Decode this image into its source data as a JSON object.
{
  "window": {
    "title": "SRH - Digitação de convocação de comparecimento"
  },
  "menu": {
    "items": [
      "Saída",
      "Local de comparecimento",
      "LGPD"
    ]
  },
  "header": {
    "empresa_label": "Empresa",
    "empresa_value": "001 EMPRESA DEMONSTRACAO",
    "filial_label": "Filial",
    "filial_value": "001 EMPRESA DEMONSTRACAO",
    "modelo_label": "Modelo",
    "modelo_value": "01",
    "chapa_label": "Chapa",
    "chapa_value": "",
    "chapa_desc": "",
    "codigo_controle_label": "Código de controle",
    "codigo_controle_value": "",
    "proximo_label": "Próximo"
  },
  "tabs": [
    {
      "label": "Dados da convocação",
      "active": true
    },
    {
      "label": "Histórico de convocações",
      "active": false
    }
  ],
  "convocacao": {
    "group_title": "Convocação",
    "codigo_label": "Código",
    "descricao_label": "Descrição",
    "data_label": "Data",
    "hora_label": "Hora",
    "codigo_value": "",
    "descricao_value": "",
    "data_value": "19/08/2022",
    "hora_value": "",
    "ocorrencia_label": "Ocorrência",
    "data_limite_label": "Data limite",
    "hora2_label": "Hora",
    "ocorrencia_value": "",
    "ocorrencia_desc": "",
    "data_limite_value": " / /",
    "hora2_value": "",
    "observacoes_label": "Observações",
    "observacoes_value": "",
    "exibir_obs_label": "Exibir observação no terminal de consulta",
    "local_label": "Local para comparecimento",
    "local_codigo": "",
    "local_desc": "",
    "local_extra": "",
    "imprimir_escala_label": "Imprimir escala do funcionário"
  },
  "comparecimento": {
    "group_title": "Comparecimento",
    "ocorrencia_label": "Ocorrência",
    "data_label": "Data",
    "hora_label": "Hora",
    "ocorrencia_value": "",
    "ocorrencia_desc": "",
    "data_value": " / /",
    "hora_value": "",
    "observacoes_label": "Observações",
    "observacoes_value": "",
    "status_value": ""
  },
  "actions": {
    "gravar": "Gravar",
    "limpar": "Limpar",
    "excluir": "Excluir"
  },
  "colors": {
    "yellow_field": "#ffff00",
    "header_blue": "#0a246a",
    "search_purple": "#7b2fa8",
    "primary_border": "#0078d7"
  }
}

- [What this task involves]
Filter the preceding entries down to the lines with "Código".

- [Written answer]
    "codigo_controle_label": "Código de controle",
    "codigo_label": "Código",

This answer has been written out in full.